Release Date: Sep 17, 2013
Record label: Polyvinyl
Genre(s): Pop/Rock, Alternative/Indie Rock, Indie Pop
Released in 2010, Let It Sway wasn't exactly a hard-rockin' album, and three years later, the matured members of Someone Still Loves You Boris Yeltsin turn down their guitar amplifiers to a barely audible sigh and write their arrangements around piano and acoustic guitar. Even breezier than on prior outings, Fly by Wire finds the band peppering ten straightforward arrangements with its distinctively cute brand of indie pop pep. Crafted with the ambient swells and airy vocals often heard in chillwave, an emphasis on keyboards and an electro-acoustic Postal Service vibe hint that that this is a product of the recording studio, especially if one were to compare it to the raw Americana-based home-recording style of their early releases.

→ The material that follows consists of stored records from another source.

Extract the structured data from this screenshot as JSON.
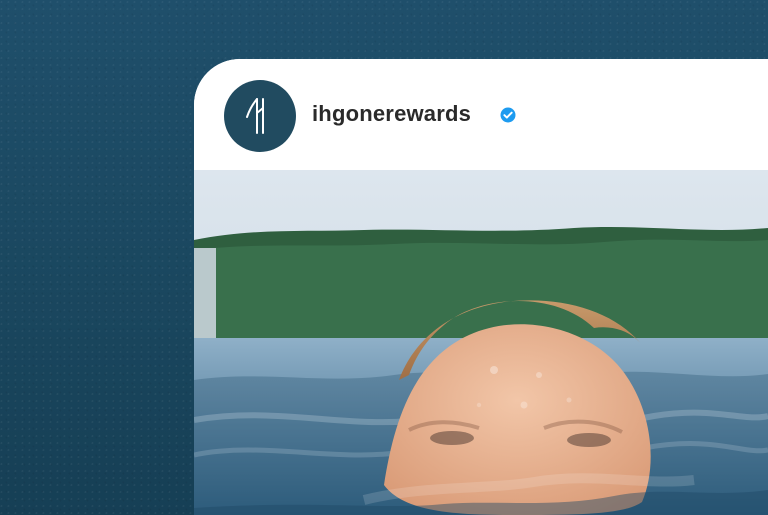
{
  "profile": {
    "username": "ihgonerewards",
    "verified": true
  },
  "icons": {
    "avatar": "brand-logo-icon",
    "verified": "verified-badge-icon"
  },
  "colors": {
    "background": "#1d4b66",
    "avatar_background": "#214b60",
    "verified_blue": "#1d9bf0",
    "username_text": "#2a2a2a"
  }
}
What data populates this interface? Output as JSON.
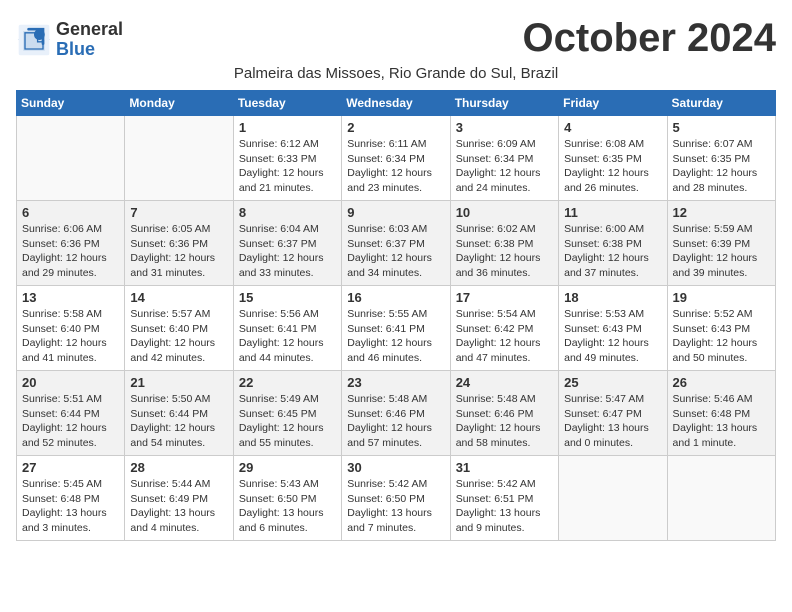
{
  "logo": {
    "general": "General",
    "blue": "Blue"
  },
  "title": "October 2024",
  "subtitle": "Palmeira das Missoes, Rio Grande do Sul, Brazil",
  "weekdays": [
    "Sunday",
    "Monday",
    "Tuesday",
    "Wednesday",
    "Thursday",
    "Friday",
    "Saturday"
  ],
  "weeks": [
    [
      {
        "day": "",
        "info": ""
      },
      {
        "day": "",
        "info": ""
      },
      {
        "day": "1",
        "info": "Sunrise: 6:12 AM\nSunset: 6:33 PM\nDaylight: 12 hours and 21 minutes."
      },
      {
        "day": "2",
        "info": "Sunrise: 6:11 AM\nSunset: 6:34 PM\nDaylight: 12 hours and 23 minutes."
      },
      {
        "day": "3",
        "info": "Sunrise: 6:09 AM\nSunset: 6:34 PM\nDaylight: 12 hours and 24 minutes."
      },
      {
        "day": "4",
        "info": "Sunrise: 6:08 AM\nSunset: 6:35 PM\nDaylight: 12 hours and 26 minutes."
      },
      {
        "day": "5",
        "info": "Sunrise: 6:07 AM\nSunset: 6:35 PM\nDaylight: 12 hours and 28 minutes."
      }
    ],
    [
      {
        "day": "6",
        "info": "Sunrise: 6:06 AM\nSunset: 6:36 PM\nDaylight: 12 hours and 29 minutes."
      },
      {
        "day": "7",
        "info": "Sunrise: 6:05 AM\nSunset: 6:36 PM\nDaylight: 12 hours and 31 minutes."
      },
      {
        "day": "8",
        "info": "Sunrise: 6:04 AM\nSunset: 6:37 PM\nDaylight: 12 hours and 33 minutes."
      },
      {
        "day": "9",
        "info": "Sunrise: 6:03 AM\nSunset: 6:37 PM\nDaylight: 12 hours and 34 minutes."
      },
      {
        "day": "10",
        "info": "Sunrise: 6:02 AM\nSunset: 6:38 PM\nDaylight: 12 hours and 36 minutes."
      },
      {
        "day": "11",
        "info": "Sunrise: 6:00 AM\nSunset: 6:38 PM\nDaylight: 12 hours and 37 minutes."
      },
      {
        "day": "12",
        "info": "Sunrise: 5:59 AM\nSunset: 6:39 PM\nDaylight: 12 hours and 39 minutes."
      }
    ],
    [
      {
        "day": "13",
        "info": "Sunrise: 5:58 AM\nSunset: 6:40 PM\nDaylight: 12 hours and 41 minutes."
      },
      {
        "day": "14",
        "info": "Sunrise: 5:57 AM\nSunset: 6:40 PM\nDaylight: 12 hours and 42 minutes."
      },
      {
        "day": "15",
        "info": "Sunrise: 5:56 AM\nSunset: 6:41 PM\nDaylight: 12 hours and 44 minutes."
      },
      {
        "day": "16",
        "info": "Sunrise: 5:55 AM\nSunset: 6:41 PM\nDaylight: 12 hours and 46 minutes."
      },
      {
        "day": "17",
        "info": "Sunrise: 5:54 AM\nSunset: 6:42 PM\nDaylight: 12 hours and 47 minutes."
      },
      {
        "day": "18",
        "info": "Sunrise: 5:53 AM\nSunset: 6:43 PM\nDaylight: 12 hours and 49 minutes."
      },
      {
        "day": "19",
        "info": "Sunrise: 5:52 AM\nSunset: 6:43 PM\nDaylight: 12 hours and 50 minutes."
      }
    ],
    [
      {
        "day": "20",
        "info": "Sunrise: 5:51 AM\nSunset: 6:44 PM\nDaylight: 12 hours and 52 minutes."
      },
      {
        "day": "21",
        "info": "Sunrise: 5:50 AM\nSunset: 6:44 PM\nDaylight: 12 hours and 54 minutes."
      },
      {
        "day": "22",
        "info": "Sunrise: 5:49 AM\nSunset: 6:45 PM\nDaylight: 12 hours and 55 minutes."
      },
      {
        "day": "23",
        "info": "Sunrise: 5:48 AM\nSunset: 6:46 PM\nDaylight: 12 hours and 57 minutes."
      },
      {
        "day": "24",
        "info": "Sunrise: 5:48 AM\nSunset: 6:46 PM\nDaylight: 12 hours and 58 minutes."
      },
      {
        "day": "25",
        "info": "Sunrise: 5:47 AM\nSunset: 6:47 PM\nDaylight: 13 hours and 0 minutes."
      },
      {
        "day": "26",
        "info": "Sunrise: 5:46 AM\nSunset: 6:48 PM\nDaylight: 13 hours and 1 minute."
      }
    ],
    [
      {
        "day": "27",
        "info": "Sunrise: 5:45 AM\nSunset: 6:48 PM\nDaylight: 13 hours and 3 minutes."
      },
      {
        "day": "28",
        "info": "Sunrise: 5:44 AM\nSunset: 6:49 PM\nDaylight: 13 hours and 4 minutes."
      },
      {
        "day": "29",
        "info": "Sunrise: 5:43 AM\nSunset: 6:50 PM\nDaylight: 13 hours and 6 minutes."
      },
      {
        "day": "30",
        "info": "Sunrise: 5:42 AM\nSunset: 6:50 PM\nDaylight: 13 hours and 7 minutes."
      },
      {
        "day": "31",
        "info": "Sunrise: 5:42 AM\nSunset: 6:51 PM\nDaylight: 13 hours and 9 minutes."
      },
      {
        "day": "",
        "info": ""
      },
      {
        "day": "",
        "info": ""
      }
    ]
  ]
}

Someone Still Loves You Boris Yeltsin is a textbook mixtape band. Their albums—as one whole entity comprised of individual song cells—present a pleasant albeit borderline-bland experience. And most of those individual cells, the songs, don’t stand much of a chance solo…except for those mixtape gems. SSLYBY’s latest, Fly By Wire has two of those.
Somewhere along the way, Someone Still Loves You Boris Yeltsin lost the lo-fi, recorded-in-an-attic quality that branded them as part of the mid-2000s blog-rock wave. They still make darling pop songs, but Fly By Wire is devoid of the melancholy that often infused their earlier work. The sad stuff has been flushed in favor of blissful, sunny melodies that don’t hesitate to embrace dangerous optimism.

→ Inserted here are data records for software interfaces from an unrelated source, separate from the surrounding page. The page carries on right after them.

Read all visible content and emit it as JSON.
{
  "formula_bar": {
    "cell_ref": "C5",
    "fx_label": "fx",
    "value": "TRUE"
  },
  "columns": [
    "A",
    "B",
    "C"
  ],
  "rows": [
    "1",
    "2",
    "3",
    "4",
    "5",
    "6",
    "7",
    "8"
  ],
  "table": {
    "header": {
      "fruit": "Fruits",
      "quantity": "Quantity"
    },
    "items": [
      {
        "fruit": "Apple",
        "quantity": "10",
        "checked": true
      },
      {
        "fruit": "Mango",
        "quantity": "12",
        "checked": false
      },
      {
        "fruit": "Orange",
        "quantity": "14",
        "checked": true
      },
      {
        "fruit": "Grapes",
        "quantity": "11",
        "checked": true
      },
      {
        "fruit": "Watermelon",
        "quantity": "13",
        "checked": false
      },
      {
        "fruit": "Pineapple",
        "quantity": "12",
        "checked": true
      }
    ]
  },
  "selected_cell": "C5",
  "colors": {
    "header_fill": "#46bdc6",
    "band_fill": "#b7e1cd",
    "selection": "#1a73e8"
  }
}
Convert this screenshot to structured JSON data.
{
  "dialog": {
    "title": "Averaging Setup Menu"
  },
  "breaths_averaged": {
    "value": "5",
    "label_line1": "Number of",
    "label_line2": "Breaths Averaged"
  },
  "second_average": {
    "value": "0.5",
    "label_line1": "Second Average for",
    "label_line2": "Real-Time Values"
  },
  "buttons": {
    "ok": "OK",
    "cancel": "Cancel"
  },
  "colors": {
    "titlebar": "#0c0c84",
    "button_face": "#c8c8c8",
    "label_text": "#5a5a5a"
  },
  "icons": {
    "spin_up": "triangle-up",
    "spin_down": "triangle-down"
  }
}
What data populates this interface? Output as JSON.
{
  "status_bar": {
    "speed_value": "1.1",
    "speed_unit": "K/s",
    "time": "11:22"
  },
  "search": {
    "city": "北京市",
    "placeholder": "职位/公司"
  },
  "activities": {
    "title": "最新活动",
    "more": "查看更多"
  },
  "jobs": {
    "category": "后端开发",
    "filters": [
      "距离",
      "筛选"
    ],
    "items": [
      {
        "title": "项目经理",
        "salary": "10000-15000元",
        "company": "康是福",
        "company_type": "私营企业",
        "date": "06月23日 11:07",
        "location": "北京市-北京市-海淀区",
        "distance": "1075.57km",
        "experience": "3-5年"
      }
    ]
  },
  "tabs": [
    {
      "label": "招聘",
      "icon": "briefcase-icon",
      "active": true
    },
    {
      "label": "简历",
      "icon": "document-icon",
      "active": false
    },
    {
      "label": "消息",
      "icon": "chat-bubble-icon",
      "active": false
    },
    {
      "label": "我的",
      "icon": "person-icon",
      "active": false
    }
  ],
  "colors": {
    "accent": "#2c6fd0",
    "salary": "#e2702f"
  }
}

Sometimes you can never quite embody the heady words people are prepared to knock out about you. When US music bimonthly Spin referred to Someone Still Loves You Boris Yeltsin as the group that “could someday succeed The Shins as the band that will change your life” in a review of the quartet’s 2005 debut album, Broom, it had a galvanising effect on the young Missourians’ career. Referencing a certain Zach Braff-directed film that played a large part in the rise of indie pop to early noughties cultural dominance, it was a huge contributor to a wave of hype that the nascent four-piece could never really match.
Given the quiet vibe coming off this Missouri band’s latest record, I’m feeling a little self-conscious about this review, like maybe the font is too big or I shouldn’t use any caps at all for fear that it be misinterpreted as yelling. Through the breezy guitar chords and Jonathan James’s nearly whispered vocals, Someone Still Loves You Boris Yeltsin is definitely building on the more mature foundation they started with 2010’s Let it Sway. On this, their fourth effort for Polyvinyl, the band still manages to pull of some great, breezy pop songs (“Cover All Sides” being among the best in this batch), but there are also a couple that sound tossed together.